- Convenience: Like the bridge camera, no need to carry other lenses around with you.
- Image quality: Like the bridge camera, sensors can be small, and that has limitations in challenging lighting conditions, or when making large prints, but some compact cameras have the same sensors that their larger interchangeable lens siblings have, so image quality is as good.
- Simplicity: They can be the simplest of cameras, more easily suited to automatic functionality, but some do allow for full manual control, as well.
- Shooting speed: Autofocus speeds are good, but they haven’t caught up with DSLRs yet in every scenario.
Passion for photography does not have to be digital. In fact, there are real benefits to experiencing analog film photography, because it can teach a very different approach to the art. We are hard-pressed to think of any drawbacks to entering the world of photography with a film camera. In fact, the experience of shooting film will certainly lead to an appreciation of the art that will pay dividends for any photographer, regardless of whether they continue to expose film or switch to digital down the road.
As with the digital options outlined above, film photography can take the form of SLR cameras, point-and-shoots, or more traditional “old-school” methods, like the rangefinder and view camera.
- Appreciation: Film is the foundation of the art of photography. Shooting film teaches an appreciation for the medium that cannot be replicated in the digital world.
- Thought Process: Given a finite number of images per roll, the film photographer tends to give the pictures he or she is taking more careful consideration. This usually leads to better and more rewarding images.
- Cost: These days, you can generally pick up an older film camera for a song. Even the professional-level film cameras of yesteryear are relatively inexpensive when compared to top-flight digital models.
- Cost and availability: Entering the film world can be inexpensive; staying there might not be. The combination of film purchase and developing costs can add up quickly—not to mention the availability of these items, as well as potential costs for scanning or printing—whereas the costs of digital capture are minimal, especially when reusing a single memory card.

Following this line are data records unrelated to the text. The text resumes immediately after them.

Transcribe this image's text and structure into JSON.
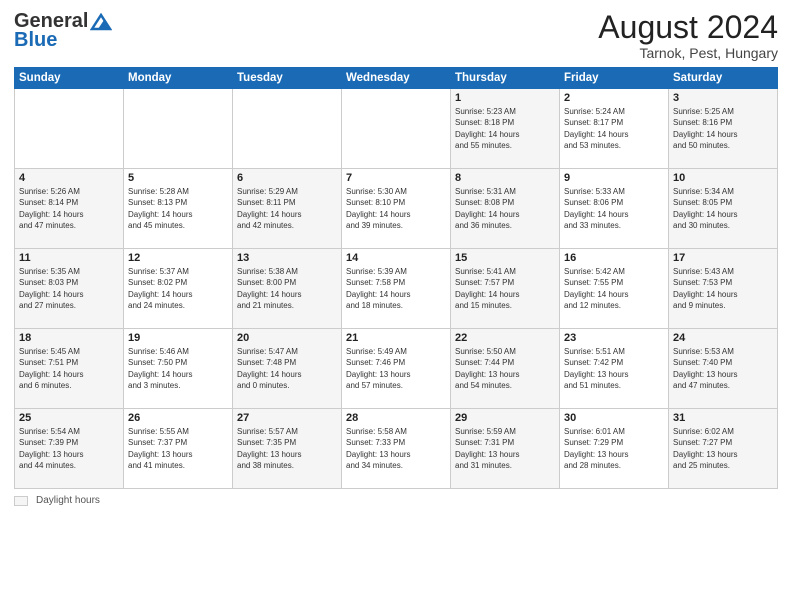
{
  "header": {
    "logo_general": "General",
    "logo_blue": "Blue",
    "month_year": "August 2024",
    "location": "Tarnok, Pest, Hungary"
  },
  "weekdays": [
    "Sunday",
    "Monday",
    "Tuesday",
    "Wednesday",
    "Thursday",
    "Friday",
    "Saturday"
  ],
  "legend": {
    "label": "Daylight hours",
    "box_color": "#f5f5f5"
  },
  "weeks": [
    [
      {
        "day": "",
        "info": ""
      },
      {
        "day": "",
        "info": ""
      },
      {
        "day": "",
        "info": ""
      },
      {
        "day": "",
        "info": ""
      },
      {
        "day": "1",
        "info": "Sunrise: 5:23 AM\nSunset: 8:18 PM\nDaylight: 14 hours\nand 55 minutes."
      },
      {
        "day": "2",
        "info": "Sunrise: 5:24 AM\nSunset: 8:17 PM\nDaylight: 14 hours\nand 53 minutes."
      },
      {
        "day": "3",
        "info": "Sunrise: 5:25 AM\nSunset: 8:16 PM\nDaylight: 14 hours\nand 50 minutes."
      }
    ],
    [
      {
        "day": "4",
        "info": "Sunrise: 5:26 AM\nSunset: 8:14 PM\nDaylight: 14 hours\nand 47 minutes."
      },
      {
        "day": "5",
        "info": "Sunrise: 5:28 AM\nSunset: 8:13 PM\nDaylight: 14 hours\nand 45 minutes."
      },
      {
        "day": "6",
        "info": "Sunrise: 5:29 AM\nSunset: 8:11 PM\nDaylight: 14 hours\nand 42 minutes."
      },
      {
        "day": "7",
        "info": "Sunrise: 5:30 AM\nSunset: 8:10 PM\nDaylight: 14 hours\nand 39 minutes."
      },
      {
        "day": "8",
        "info": "Sunrise: 5:31 AM\nSunset: 8:08 PM\nDaylight: 14 hours\nand 36 minutes."
      },
      {
        "day": "9",
        "info": "Sunrise: 5:33 AM\nSunset: 8:06 PM\nDaylight: 14 hours\nand 33 minutes."
      },
      {
        "day": "10",
        "info": "Sunrise: 5:34 AM\nSunset: 8:05 PM\nDaylight: 14 hours\nand 30 minutes."
      }
    ],
    [
      {
        "day": "11",
        "info": "Sunrise: 5:35 AM\nSunset: 8:03 PM\nDaylight: 14 hours\nand 27 minutes."
      },
      {
        "day": "12",
        "info": "Sunrise: 5:37 AM\nSunset: 8:02 PM\nDaylight: 14 hours\nand 24 minutes."
      },
      {
        "day": "13",
        "info": "Sunrise: 5:38 AM\nSunset: 8:00 PM\nDaylight: 14 hours\nand 21 minutes."
      },
      {
        "day": "14",
        "info": "Sunrise: 5:39 AM\nSunset: 7:58 PM\nDaylight: 14 hours\nand 18 minutes."
      },
      {
        "day": "15",
        "info": "Sunrise: 5:41 AM\nSunset: 7:57 PM\nDaylight: 14 hours\nand 15 minutes."
      },
      {
        "day": "16",
        "info": "Sunrise: 5:42 AM\nSunset: 7:55 PM\nDaylight: 14 hours\nand 12 minutes."
      },
      {
        "day": "17",
        "info": "Sunrise: 5:43 AM\nSunset: 7:53 PM\nDaylight: 14 hours\nand 9 minutes."
      }
    ],
    [
      {
        "day": "18",
        "info": "Sunrise: 5:45 AM\nSunset: 7:51 PM\nDaylight: 14 hours\nand 6 minutes."
      },
      {
        "day": "19",
        "info": "Sunrise: 5:46 AM\nSunset: 7:50 PM\nDaylight: 14 hours\nand 3 minutes."
      },
      {
        "day": "20",
        "info": "Sunrise: 5:47 AM\nSunset: 7:48 PM\nDaylight: 14 hours\nand 0 minutes."
      },
      {
        "day": "21",
        "info": "Sunrise: 5:49 AM\nSunset: 7:46 PM\nDaylight: 13 hours\nand 57 minutes."
      },
      {
        "day": "22",
        "info": "Sunrise: 5:50 AM\nSunset: 7:44 PM\nDaylight: 13 hours\nand 54 minutes."
      },
      {
        "day": "23",
        "info": "Sunrise: 5:51 AM\nSunset: 7:42 PM\nDaylight: 13 hours\nand 51 minutes."
      },
      {
        "day": "24",
        "info": "Sunrise: 5:53 AM\nSunset: 7:40 PM\nDaylight: 13 hours\nand 47 minutes."
      }
    ],
    [
      {
        "day": "25",
        "info": "Sunrise: 5:54 AM\nSunset: 7:39 PM\nDaylight: 13 hours\nand 44 minutes."
      },
      {
        "day": "26",
        "info": "Sunrise: 5:55 AM\nSunset: 7:37 PM\nDaylight: 13 hours\nand 41 minutes."
      },
      {
        "day": "27",
        "info": "Sunrise: 5:57 AM\nSunset: 7:35 PM\nDaylight: 13 hours\nand 38 minutes."
      },
      {
        "day": "28",
        "info": "Sunrise: 5:58 AM\nSunset: 7:33 PM\nDaylight: 13 hours\nand 34 minutes."
      },
      {
        "day": "29",
        "info": "Sunrise: 5:59 AM\nSunset: 7:31 PM\nDaylight: 13 hours\nand 31 minutes."
      },
      {
        "day": "30",
        "info": "Sunrise: 6:01 AM\nSunset: 7:29 PM\nDaylight: 13 hours\nand 28 minutes."
      },
      {
        "day": "31",
        "info": "Sunrise: 6:02 AM\nSunset: 7:27 PM\nDaylight: 13 hours\nand 25 minutes."
      }
    ]
  ]
}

- Limited ability to share: You cannot connect your film camera to your smartphone to share photos instantly, but you can scan your negatives or prints and then share a digital reproduction of the film shot.
- Time: Digital capture provides instant gratification. Film capture provides mystery and anticipation. You won’t know if you got the shot for hours, days, or even weeks after you released the shutter. That experience runs counter to our contemporary consumer culture.

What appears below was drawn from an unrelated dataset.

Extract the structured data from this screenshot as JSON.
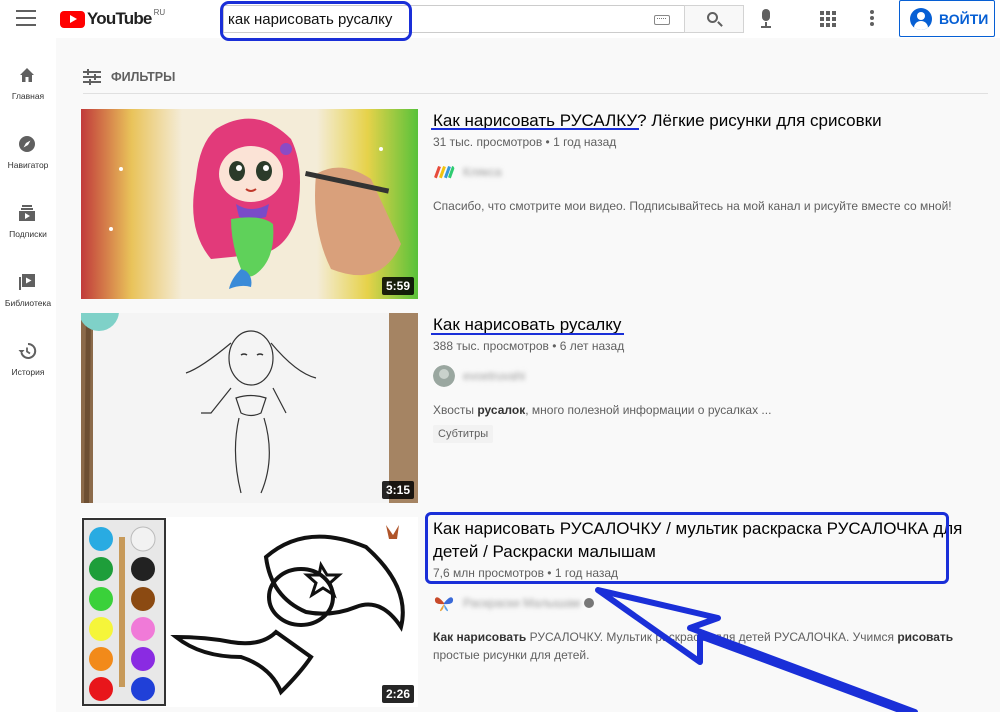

For recommended film cameras for beginners, please visit our B&H Used Department's selection of 35mm film cameras since there are only a few new film cameras in production.

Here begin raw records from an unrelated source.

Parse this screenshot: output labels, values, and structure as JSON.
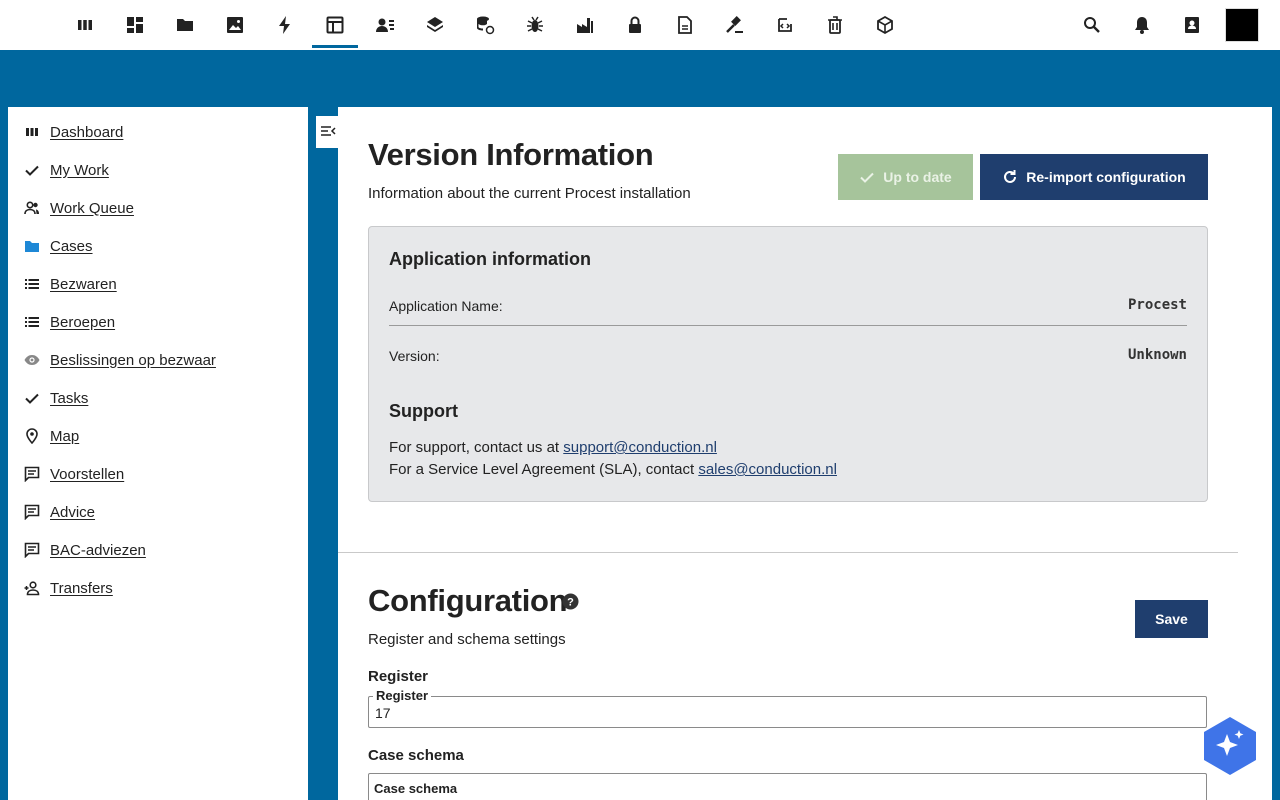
{
  "topbar": {
    "apps": [
      {
        "icon": "columns-icon"
      },
      {
        "icon": "dashboard-grid-icon"
      },
      {
        "icon": "folder-icon"
      },
      {
        "icon": "image-icon"
      },
      {
        "icon": "lightning-icon"
      },
      {
        "icon": "table-edit-icon"
      },
      {
        "icon": "contacts-icon"
      },
      {
        "icon": "layers-icon"
      },
      {
        "icon": "database-sync-icon"
      },
      {
        "icon": "bug-icon"
      },
      {
        "icon": "factory-icon"
      },
      {
        "icon": "lock-icon"
      },
      {
        "icon": "document-icon"
      },
      {
        "icon": "gavel-icon"
      },
      {
        "icon": "code-edit-icon"
      },
      {
        "icon": "trash-icon"
      },
      {
        "icon": "cube-icon"
      }
    ],
    "active_index": 5,
    "right": [
      "search-icon",
      "notifications-icon",
      "contacts-book-icon"
    ]
  },
  "sidebar": {
    "items": [
      {
        "label": "Dashboard",
        "icon": "columns-icon"
      },
      {
        "label": "My Work",
        "icon": "check-icon"
      },
      {
        "label": "Work Queue",
        "icon": "account-group-icon"
      },
      {
        "label": "Cases",
        "icon": "folder-icon"
      },
      {
        "label": "Bezwaren",
        "icon": "list-icon"
      },
      {
        "label": "Beroepen",
        "icon": "list-icon"
      },
      {
        "label": "Beslissingen op bezwaar",
        "icon": "eye-icon"
      },
      {
        "label": "Tasks",
        "icon": "check-icon"
      },
      {
        "label": "Map",
        "icon": "map-marker-icon"
      },
      {
        "label": "Voorstellen",
        "icon": "message-text-icon"
      },
      {
        "label": "Advice",
        "icon": "message-text-icon"
      },
      {
        "label": "BAC-adviezen",
        "icon": "message-text-icon"
      },
      {
        "label": "Transfers",
        "icon": "account-plus-icon"
      }
    ]
  },
  "version": {
    "title": "Version Information",
    "subtitle": "Information about the current Procest installation",
    "up_to_date_label": "Up to date",
    "reimport_label": "Re-import configuration",
    "app_info_title": "Application information",
    "rows": [
      {
        "label": "Application Name:",
        "value": "Procest"
      },
      {
        "label": "Version:",
        "value": "Unknown"
      }
    ],
    "support_title": "Support",
    "support_text": "For support, contact us at ",
    "support_email": "support@conduction.nl",
    "sla_text": "For a Service Level Agreement (SLA), contact ",
    "sla_email": "sales@conduction.nl"
  },
  "configuration": {
    "title": "Configuration",
    "subtitle": "Register and schema settings",
    "save_label": "Save",
    "register": {
      "title": "Register",
      "legend": "Register",
      "value": "17"
    },
    "case_schema": {
      "title": "Case schema",
      "legend": "Case schema",
      "value": ""
    }
  },
  "colors": {
    "brand": "#00679e",
    "primary_button": "#1f3e6e",
    "success_button": "#a6c49b",
    "assistant": "#3f74e8"
  }
}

OK, so, we did not give you a definitive answer to the question, “What is the best camera for beginners?” but, hopefully, we have given you some valuable pointers to consider when it comes to buying or acquiring the best camera for a beginning photographer. Please feel free to ask questions or leave messages in the Comments section, below. Are you a beginner yourself, or purchasing a camera for one? Talk to us—we can help you make the best choice.